Meanwhile, wolves and mountain lions are making a difference for the North Fork's bears. Wolves have ganged up on grizzlies at least once. On an Oct. 25, 1993, radio-tracking helicopter flight, U.S. Fish and Wildlife Service researcher Nancy Kehoe got what she called a "special wildlife observation." She saw a pack of 17 to 18 wolves attacking a grizzly sow and her young cub.


The pack separated mother and cub, alternating its pursuit from one to the other. Kehoe and her pilot watched the attack for about five minutes, until the bears apparently scrambled up trees and out of harm's way. Later the researchers looked for signs that the grizzlies had been killed, but found none, Kehoe says.


More often, grizzlies benefit from sharing the land with wolves, as well as with lions. Bears sometimes snatch kills from lions, says Hornocker, and they feed off carcasses left by both lions and wolves. At least one North Fork grizzly didn't hibernate in 1992-93, preferring to spend his days reaping the rewards of his competitors' winter kills.


During a two-month study last year, wolves stole 18 fresh carcasses from 10 lions - more than one-quarter of the felines' 65 kills.


How all this competition for food affects prey is the question doctoral candidate Kyran Kunkel is asking. Working from a private cabin about 10 miles from Canada, Kunkel is the latest in a string of University of Montana biologists studying wolves since the first pack, known as the "Magic Pack," migrated south across the border some dozen years ago.


Kunkel is in the second year of a three-year look at the effects of gray wolves on ungulates - the deer, elk and moose they feed upon.
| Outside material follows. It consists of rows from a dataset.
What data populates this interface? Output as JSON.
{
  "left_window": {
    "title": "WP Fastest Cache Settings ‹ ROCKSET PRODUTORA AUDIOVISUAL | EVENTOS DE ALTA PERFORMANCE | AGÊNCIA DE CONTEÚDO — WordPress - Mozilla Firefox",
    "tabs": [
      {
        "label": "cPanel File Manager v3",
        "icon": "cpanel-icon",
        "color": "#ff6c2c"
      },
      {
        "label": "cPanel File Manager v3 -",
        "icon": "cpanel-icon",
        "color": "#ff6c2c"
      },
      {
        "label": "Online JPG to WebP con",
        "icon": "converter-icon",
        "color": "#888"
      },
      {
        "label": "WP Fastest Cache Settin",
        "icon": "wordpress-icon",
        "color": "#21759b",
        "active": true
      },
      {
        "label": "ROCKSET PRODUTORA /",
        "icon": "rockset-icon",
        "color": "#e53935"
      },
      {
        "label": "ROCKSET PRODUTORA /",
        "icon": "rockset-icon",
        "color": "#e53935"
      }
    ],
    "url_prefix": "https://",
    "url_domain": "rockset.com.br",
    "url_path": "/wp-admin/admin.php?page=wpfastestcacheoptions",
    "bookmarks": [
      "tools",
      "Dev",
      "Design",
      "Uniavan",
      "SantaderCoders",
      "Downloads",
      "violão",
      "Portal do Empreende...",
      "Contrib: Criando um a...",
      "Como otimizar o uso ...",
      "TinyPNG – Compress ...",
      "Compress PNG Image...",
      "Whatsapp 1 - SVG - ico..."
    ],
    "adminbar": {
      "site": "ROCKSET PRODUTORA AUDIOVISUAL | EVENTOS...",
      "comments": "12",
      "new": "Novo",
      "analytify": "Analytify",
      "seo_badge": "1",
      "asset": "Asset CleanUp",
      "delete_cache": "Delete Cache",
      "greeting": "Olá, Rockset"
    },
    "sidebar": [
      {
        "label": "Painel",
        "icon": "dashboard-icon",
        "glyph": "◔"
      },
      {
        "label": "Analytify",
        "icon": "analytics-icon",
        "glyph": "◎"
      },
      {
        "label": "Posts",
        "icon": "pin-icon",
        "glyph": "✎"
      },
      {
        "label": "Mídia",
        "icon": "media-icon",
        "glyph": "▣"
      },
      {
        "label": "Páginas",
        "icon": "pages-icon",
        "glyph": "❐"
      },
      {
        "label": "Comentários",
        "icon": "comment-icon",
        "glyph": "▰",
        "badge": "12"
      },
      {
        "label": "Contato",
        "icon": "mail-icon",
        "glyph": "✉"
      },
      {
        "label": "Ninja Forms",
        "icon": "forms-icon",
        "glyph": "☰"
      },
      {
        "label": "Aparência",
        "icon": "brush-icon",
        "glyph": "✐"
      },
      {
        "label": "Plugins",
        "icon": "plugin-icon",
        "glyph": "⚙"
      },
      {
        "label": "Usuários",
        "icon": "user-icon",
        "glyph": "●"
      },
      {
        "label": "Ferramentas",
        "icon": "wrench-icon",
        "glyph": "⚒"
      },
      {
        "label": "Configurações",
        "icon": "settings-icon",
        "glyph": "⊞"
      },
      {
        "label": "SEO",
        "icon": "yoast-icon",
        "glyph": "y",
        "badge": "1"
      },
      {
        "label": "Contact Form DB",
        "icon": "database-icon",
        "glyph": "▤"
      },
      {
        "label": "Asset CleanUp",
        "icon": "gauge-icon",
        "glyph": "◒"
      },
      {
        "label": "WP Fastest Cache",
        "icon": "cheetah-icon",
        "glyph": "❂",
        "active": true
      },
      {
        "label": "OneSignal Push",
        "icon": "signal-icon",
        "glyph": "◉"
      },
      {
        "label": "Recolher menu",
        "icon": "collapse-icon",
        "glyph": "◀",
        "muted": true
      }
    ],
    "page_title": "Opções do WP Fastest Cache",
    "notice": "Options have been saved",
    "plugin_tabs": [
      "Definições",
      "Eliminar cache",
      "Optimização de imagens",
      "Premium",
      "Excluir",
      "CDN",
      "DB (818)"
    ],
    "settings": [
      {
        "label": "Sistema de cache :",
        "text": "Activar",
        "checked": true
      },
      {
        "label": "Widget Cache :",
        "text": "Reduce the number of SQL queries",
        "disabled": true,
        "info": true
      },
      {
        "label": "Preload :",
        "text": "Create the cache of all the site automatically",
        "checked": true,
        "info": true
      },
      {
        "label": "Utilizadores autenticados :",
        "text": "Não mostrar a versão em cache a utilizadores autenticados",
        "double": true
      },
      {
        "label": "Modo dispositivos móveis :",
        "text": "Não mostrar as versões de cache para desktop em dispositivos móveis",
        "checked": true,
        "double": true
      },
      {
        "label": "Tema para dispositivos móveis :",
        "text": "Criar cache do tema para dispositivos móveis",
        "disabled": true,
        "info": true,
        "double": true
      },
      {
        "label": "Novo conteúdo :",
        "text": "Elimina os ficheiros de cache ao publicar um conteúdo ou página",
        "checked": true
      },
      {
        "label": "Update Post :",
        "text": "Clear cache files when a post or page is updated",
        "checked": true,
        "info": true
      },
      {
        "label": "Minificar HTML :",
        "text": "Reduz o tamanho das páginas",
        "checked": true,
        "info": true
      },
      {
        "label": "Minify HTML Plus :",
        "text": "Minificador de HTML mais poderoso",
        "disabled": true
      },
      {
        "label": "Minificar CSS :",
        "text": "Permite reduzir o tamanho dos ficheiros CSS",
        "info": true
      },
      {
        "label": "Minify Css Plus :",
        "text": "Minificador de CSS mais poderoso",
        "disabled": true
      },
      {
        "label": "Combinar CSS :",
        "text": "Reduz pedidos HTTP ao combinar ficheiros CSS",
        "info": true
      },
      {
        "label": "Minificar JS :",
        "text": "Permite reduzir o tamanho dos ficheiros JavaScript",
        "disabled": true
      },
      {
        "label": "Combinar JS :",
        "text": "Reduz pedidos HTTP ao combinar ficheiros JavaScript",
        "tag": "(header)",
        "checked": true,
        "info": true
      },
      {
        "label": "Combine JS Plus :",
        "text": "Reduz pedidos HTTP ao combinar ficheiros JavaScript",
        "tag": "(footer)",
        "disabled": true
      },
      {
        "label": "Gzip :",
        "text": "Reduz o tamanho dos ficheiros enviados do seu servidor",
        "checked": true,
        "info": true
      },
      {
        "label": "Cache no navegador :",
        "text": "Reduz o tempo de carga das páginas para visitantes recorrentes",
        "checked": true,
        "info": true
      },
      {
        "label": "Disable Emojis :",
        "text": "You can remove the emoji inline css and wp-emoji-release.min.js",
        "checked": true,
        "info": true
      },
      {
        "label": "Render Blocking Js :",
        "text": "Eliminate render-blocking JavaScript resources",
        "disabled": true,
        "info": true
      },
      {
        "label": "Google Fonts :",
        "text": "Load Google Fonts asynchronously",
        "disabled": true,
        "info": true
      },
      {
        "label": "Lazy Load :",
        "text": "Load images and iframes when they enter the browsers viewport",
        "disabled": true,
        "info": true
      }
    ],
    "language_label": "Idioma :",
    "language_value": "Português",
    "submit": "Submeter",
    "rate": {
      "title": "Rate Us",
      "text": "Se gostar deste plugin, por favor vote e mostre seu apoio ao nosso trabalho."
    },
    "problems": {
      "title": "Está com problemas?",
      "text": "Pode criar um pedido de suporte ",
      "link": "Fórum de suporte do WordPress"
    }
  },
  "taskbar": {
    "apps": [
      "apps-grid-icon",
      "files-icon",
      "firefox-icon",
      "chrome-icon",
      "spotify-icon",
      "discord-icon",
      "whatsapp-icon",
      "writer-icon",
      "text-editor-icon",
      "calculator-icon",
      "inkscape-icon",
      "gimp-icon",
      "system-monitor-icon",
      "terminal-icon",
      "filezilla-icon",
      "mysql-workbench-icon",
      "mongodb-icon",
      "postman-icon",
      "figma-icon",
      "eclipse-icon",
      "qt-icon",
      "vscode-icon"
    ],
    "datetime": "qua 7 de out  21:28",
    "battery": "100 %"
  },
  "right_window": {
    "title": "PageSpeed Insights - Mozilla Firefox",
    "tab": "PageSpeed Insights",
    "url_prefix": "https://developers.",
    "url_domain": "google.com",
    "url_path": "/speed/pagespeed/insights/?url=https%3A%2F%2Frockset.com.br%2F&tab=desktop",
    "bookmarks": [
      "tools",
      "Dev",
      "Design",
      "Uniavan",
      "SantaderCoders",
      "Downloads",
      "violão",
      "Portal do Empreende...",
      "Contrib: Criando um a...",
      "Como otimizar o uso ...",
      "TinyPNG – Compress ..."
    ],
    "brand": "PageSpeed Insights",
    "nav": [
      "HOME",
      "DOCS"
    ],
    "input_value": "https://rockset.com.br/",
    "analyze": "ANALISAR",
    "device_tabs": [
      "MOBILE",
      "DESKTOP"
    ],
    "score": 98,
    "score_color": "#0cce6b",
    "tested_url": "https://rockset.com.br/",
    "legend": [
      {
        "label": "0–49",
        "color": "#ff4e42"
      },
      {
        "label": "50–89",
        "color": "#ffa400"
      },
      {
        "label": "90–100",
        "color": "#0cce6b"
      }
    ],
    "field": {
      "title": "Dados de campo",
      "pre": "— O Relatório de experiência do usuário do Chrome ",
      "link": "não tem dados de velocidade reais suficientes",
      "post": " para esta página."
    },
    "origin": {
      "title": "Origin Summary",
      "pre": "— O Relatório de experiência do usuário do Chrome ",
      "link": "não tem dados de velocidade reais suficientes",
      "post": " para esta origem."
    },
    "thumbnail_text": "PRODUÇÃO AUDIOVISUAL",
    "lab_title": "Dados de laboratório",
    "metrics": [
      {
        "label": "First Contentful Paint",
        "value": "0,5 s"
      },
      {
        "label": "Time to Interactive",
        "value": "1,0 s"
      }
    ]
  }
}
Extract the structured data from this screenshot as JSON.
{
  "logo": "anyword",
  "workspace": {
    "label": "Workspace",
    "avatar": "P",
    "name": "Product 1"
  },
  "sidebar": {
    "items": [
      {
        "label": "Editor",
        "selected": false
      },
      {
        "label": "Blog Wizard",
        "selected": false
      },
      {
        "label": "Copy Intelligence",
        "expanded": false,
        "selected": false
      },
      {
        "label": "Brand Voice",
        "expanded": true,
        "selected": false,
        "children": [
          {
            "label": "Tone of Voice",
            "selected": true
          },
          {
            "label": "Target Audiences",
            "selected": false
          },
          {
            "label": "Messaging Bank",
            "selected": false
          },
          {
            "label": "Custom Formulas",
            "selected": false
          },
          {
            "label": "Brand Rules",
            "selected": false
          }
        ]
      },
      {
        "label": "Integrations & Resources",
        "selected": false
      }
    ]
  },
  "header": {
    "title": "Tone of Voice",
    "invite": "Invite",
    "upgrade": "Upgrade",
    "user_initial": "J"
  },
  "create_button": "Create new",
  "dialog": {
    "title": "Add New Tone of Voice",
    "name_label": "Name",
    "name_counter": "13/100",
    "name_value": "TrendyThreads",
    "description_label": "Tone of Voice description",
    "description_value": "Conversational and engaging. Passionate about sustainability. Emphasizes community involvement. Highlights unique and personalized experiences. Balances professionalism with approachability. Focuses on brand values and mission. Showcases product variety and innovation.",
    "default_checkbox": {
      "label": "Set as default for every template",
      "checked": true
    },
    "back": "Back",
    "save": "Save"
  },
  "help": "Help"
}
He tracks several wolves from each of four study packs north and south of the U.S.-Canada border.


Along the North Fork, whitetail deer appear to be hardest hit. Wolves, lions, bears and humans are killing more deer than the herd can sustain, Kunkel says.


Elk numbers are declining or stabilizing in the North Fork Valley, although mountain lions may be more to blame than wolves, Kunkel thinks.


Meanwhile, wolf populations appear to be reaching a balance. Two packs totaling 32 wolves now live along the North Fork. Kunkel also monitors two packs north of the U.S.-Canada border, numbering 10 and five wolves. Five pups have been discovered in one Canadian pack.


When his work is finished, Kunkel hopes to have some solid information on how wolves affect deer, moose and elk populations, so public agencies can better decide management actions. The idea, he says, is to maintain healthy populations of both predators and prey.


While wolves compete with lions for prey, lions may actually be food for the wolves, says Hornocker.


Since 1992, Hornocker's teams have used dogs to track, tree and collar lions both outside and inside Glacier National Park - the first time the park allowed dogs inside its borders.


Wolves followed lion tracks at least six times last year, Hornocker says, and treed lions as many times.


Hornocker hopes to spend at least three more years in the area studying lion-wolf dynamics. Although public agencies have turned down his requests for funding, Hornocker says he'll make his results available to anyone. That includes wolf recovery experts at Yellowstone National Park.


* Sherry Jones





Sherry Jones writes in Kalispell, Montana.